All too successful in capturing the drudgery and stasis of men caught in an entrenched wartime holding pattern, Beaufort pinches its widescreen ratio with the fortified passageways and bunkrooms of the titular mountain outpost. Set in the final weeks before Israeli troops pulled out of a 12th-century fort in southern Lebanon in 2000, the film opens with its most productively understated act: A glum, self-aware bomb expert (Ohad Knoller) arrives at Beaufort to disarm mines planted in its single supply road and, forced to put aside his flatly pessimistic assessment of the task’s danger, meets a grim fate. The occupying force consists of far more arid combat-film types, led by young, hardheaded commander Liraz (Oshri Cohen), whose wild insistence that a canine bomb-sniffer remain after his trainer is reassigned smacks more of Queeg-like mania than sentimentality.

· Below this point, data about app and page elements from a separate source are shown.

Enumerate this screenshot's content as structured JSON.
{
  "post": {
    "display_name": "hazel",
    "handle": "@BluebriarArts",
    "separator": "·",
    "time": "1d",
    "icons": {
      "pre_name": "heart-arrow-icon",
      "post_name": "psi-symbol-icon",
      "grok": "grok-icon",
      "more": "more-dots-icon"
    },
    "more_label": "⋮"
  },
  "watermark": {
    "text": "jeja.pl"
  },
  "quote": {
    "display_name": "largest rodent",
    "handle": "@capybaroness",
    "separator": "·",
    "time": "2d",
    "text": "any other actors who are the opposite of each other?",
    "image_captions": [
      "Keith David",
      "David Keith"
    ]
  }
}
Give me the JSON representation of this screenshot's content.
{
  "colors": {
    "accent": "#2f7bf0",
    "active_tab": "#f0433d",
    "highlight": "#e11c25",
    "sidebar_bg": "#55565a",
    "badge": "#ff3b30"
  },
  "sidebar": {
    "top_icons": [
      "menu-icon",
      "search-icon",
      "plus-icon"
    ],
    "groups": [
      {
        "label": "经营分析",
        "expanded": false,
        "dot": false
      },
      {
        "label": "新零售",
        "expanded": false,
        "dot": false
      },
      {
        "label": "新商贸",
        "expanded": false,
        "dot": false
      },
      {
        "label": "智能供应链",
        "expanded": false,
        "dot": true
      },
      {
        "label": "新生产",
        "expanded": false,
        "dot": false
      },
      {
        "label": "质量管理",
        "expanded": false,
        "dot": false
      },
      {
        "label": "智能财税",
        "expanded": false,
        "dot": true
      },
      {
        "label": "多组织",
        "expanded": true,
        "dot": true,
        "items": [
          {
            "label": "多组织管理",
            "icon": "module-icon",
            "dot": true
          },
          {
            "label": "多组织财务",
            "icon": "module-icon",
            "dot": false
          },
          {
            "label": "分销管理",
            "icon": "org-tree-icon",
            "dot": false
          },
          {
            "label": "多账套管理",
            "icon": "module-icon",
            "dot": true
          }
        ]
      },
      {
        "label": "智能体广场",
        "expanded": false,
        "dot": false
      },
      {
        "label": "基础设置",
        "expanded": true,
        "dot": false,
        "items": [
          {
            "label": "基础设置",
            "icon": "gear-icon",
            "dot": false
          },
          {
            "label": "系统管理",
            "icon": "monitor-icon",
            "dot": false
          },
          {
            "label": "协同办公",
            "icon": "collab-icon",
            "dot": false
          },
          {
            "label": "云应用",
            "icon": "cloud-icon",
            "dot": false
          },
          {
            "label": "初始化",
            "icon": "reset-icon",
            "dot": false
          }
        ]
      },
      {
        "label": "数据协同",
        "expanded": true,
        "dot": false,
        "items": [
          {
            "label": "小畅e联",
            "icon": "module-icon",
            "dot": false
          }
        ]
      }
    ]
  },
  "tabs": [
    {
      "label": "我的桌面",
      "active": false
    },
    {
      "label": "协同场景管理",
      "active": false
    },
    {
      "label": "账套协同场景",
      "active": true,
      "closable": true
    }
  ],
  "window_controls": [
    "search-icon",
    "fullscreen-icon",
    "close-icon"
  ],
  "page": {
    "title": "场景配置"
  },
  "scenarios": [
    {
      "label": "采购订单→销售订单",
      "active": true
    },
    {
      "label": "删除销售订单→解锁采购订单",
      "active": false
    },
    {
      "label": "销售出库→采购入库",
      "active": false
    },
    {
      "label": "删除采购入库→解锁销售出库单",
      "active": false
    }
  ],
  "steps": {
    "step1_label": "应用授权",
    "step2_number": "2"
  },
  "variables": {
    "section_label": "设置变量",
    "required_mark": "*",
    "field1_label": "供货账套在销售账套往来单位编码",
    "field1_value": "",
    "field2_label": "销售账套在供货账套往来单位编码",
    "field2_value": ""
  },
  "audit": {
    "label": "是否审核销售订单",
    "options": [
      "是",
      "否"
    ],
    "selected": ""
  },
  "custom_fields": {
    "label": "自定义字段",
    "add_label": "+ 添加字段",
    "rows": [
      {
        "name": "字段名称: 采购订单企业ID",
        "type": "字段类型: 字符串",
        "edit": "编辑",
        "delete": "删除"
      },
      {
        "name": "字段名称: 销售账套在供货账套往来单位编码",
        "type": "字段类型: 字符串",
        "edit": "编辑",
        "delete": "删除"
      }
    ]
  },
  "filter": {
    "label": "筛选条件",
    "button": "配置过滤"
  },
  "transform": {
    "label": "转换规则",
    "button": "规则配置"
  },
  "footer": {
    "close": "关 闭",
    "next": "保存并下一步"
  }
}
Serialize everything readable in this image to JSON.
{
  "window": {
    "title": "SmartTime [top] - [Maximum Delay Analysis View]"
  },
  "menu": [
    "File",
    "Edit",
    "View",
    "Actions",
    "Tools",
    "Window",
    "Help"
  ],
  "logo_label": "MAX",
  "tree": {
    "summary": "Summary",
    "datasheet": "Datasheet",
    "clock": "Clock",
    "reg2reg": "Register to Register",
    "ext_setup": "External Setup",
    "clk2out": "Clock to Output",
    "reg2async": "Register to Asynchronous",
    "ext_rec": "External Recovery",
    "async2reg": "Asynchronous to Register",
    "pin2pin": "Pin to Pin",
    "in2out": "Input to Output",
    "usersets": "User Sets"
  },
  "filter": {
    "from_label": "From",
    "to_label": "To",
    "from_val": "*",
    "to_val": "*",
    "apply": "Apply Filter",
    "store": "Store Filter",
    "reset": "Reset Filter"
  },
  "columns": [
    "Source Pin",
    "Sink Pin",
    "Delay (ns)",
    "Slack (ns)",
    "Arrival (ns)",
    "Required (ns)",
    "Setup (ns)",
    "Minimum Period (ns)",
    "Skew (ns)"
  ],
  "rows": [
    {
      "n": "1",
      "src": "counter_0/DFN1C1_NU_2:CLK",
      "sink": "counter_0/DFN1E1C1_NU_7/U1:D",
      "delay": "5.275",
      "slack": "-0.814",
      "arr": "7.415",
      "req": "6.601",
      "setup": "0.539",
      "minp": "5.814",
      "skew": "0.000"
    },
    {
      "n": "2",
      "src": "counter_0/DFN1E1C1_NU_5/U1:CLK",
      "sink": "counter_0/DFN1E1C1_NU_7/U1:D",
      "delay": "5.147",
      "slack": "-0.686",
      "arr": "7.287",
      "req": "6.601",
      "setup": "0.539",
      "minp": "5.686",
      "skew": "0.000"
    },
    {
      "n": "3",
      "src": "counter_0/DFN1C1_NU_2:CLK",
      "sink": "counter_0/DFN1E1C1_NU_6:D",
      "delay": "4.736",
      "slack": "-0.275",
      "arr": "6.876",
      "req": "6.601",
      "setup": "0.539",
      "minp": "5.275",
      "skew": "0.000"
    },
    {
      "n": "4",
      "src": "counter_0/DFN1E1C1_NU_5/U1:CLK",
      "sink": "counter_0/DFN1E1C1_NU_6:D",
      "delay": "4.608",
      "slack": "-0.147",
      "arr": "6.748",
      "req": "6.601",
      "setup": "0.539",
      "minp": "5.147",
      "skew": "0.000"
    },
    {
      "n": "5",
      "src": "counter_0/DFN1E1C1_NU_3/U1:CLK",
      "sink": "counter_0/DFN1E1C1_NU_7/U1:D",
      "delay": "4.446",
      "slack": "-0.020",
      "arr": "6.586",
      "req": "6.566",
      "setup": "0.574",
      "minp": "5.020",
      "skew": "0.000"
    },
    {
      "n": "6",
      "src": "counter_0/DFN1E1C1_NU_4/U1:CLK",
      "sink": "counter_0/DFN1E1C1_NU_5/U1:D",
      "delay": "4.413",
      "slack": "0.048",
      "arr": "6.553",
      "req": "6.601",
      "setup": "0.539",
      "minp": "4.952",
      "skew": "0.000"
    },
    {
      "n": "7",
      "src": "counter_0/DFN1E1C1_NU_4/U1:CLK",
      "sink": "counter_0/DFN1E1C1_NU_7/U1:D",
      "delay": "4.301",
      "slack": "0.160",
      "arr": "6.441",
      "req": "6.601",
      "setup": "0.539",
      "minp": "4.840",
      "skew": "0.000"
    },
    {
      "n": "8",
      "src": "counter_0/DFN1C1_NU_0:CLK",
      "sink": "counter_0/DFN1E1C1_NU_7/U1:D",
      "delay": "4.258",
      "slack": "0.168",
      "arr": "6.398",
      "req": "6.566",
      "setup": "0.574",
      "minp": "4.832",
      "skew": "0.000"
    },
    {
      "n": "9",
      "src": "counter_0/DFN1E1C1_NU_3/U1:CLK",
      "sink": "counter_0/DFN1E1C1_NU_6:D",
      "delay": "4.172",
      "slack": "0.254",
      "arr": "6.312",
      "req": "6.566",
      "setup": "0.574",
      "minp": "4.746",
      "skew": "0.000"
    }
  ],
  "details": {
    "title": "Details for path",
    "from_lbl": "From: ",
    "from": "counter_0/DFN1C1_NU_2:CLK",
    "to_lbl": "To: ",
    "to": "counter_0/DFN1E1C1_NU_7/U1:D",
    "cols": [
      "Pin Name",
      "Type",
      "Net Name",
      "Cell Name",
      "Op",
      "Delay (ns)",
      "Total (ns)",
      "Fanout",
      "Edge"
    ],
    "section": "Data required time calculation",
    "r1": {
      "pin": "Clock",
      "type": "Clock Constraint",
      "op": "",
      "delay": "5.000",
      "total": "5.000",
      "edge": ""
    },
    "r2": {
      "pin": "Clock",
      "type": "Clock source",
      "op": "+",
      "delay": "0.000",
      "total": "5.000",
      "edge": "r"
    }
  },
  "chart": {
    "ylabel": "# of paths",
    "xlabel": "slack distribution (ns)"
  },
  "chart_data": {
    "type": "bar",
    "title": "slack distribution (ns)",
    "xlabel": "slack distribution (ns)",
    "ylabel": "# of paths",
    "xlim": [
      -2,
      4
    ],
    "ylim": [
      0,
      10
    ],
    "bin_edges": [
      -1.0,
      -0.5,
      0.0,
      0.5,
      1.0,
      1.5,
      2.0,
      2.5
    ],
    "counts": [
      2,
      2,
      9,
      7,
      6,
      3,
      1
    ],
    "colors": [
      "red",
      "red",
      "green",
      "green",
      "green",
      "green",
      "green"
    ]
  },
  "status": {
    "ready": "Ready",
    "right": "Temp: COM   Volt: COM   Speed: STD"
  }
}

Picked off at the rate of about one every two reels by Hezbollah rockets, the soldiers include one who checks off his remaining days of service on a bedside calendar, and another who is urgently encouraged by Liraz to pursue abandoned dreams of a music career. Guess what quickly befalls both of them? Director and co-writer Joseph Cedar, adapting a prize-winning Israeli novel, loses all goodwill accumulated by his competent, plausibly close-knit cast with such heavy-handed use of clichés in a scenario whose characters can only sit tight and avoid death by shelling. (Even the doomed Japanese in Clint Eastwood’s Letters from Iwo Jima finally left their caves to fight.) Cedar’s dully earnest chronicle doesn’t shun politics completely—the influence of a families-of-casualties activist group is cited for pressuring Israel to withdraw from Lebanese soil after 18 years—but drowns the specifics of historical circumstance in generic minutiae. When the long-delayed evacuation order arrives and the skeleton crew mines the garrison to keep it from their unseen foes, the resulting fireball signifies nothing in particular; it’s only a noisy anticlimax that permits the troops and the audience to go home at last.